welcomed his efforts to end human rights abuses and to pursue
In the early-to mid-1980s, the United States provided about
$10 million in assistance to Uganda annually, mostly in the form of
humanitarian aid (food, medical supplies, hospital rehabilitation,
and disaster relief) and agricultural equipment needed to promote
economic recovery in the food and cash crop sectors of Uganda's
rural economy. In 1989, the United States provided $17 million in
development assistance, along with grant PL-480 commodity
assistance (vegetable oil and tallow) with a market value of about
$7 million. The US Agency for International Development (USAID)
funding for 1991 is approximately $56 million, including Food for
The US Information Agency (USIA) has carried out a cultural
exchange program aiding sports programs and the National Theater,
bringing Fulbright professors to teach at Makerere University, and
sponsoring US study and tour programs for many government
Significant contributions to Ugandan health care, nutrition,
education, and park systems from US missionaries, non-
governmental organizations, private universities, AIDS researchers,
and wildlife organizations have brought long-term benefits to US-
Principal US Officials
Ambassador--John A. Burroughs, Jr.
Deputy Chief of Mission--Robert Gribbin
Public Affairs Officer--Dudley Sims
Director, AID--Keith Sherper
The US Embassy in Uganda is in the British High Commission
Building on Parliament Avenue, Kampala (tel. 259792/3/5).
Climate and clothing: Although Uganda straddles the Equator,
its altitude makes the climate temperate year round. Light-weight
clothing supplemented by sweaters for the evening is most
practical. Rainwear is needed during the rainy season.
Customs: Visas are required for entry, as are inoculations for
cholera and yellow fever. Travelers are required to exchange $150
dollars in Ugandan shillings upon arrival, and receipts should be
retained to be shown upon departure. A $10 airport departure tax
also is levied.
Health: Malaria is present, and malaria suppressants are
recommended.
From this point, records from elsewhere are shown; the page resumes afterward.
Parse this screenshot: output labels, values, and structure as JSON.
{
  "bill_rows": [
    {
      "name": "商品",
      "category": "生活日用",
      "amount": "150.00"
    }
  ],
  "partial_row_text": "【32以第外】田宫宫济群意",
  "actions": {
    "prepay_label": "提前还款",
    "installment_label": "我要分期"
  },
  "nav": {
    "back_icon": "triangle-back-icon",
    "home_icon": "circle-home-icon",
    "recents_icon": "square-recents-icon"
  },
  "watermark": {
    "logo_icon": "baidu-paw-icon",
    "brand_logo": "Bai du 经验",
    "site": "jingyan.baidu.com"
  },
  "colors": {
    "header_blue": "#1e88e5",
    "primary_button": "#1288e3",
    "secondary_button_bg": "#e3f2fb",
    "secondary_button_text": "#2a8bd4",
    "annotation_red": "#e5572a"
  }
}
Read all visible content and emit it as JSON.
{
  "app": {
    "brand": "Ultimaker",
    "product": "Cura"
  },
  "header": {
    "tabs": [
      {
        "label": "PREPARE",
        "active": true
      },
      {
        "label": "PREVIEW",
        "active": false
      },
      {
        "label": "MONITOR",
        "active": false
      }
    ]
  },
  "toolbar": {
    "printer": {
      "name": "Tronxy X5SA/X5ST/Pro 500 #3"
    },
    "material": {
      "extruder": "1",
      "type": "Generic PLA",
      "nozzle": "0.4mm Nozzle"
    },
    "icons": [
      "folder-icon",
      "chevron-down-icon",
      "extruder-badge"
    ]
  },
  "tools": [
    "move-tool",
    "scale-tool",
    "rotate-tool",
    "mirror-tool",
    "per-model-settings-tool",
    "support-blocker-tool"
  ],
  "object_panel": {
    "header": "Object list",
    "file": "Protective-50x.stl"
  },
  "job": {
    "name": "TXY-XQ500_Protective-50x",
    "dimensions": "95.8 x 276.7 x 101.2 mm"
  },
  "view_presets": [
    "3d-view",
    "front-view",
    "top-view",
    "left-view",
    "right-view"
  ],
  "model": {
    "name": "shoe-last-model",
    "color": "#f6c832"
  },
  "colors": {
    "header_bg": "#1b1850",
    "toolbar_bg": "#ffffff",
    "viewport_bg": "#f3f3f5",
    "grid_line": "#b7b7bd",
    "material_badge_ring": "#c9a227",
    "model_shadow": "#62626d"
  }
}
Boil and filter water and wash fruits and vegetables
Telecommunications: Telephone and telex services are
generally available to the US and Europe. Kampala is 8 time zones
ahead of eastern standard time.
Transportation: Kampala is served by several international
airlines from Europe and by more extensive connections through
Nairobi. In-country, private cars serving as taxis are often crowded
and unreliable. Traffic moves on the left.
Published by the United States Department of State -- Bureau of
Public Affairs -- Office of Public Communication -- Washington,
DC --Series Editor: Peter Knecht--Department of State Publication
Background Notes Series. This material is in the public domain and
may be reprinted without permission; citation of this source is
appreciated. For sale by the Superintendent of Documents, US
Government Printing Office, Washington, DC 20402.(###)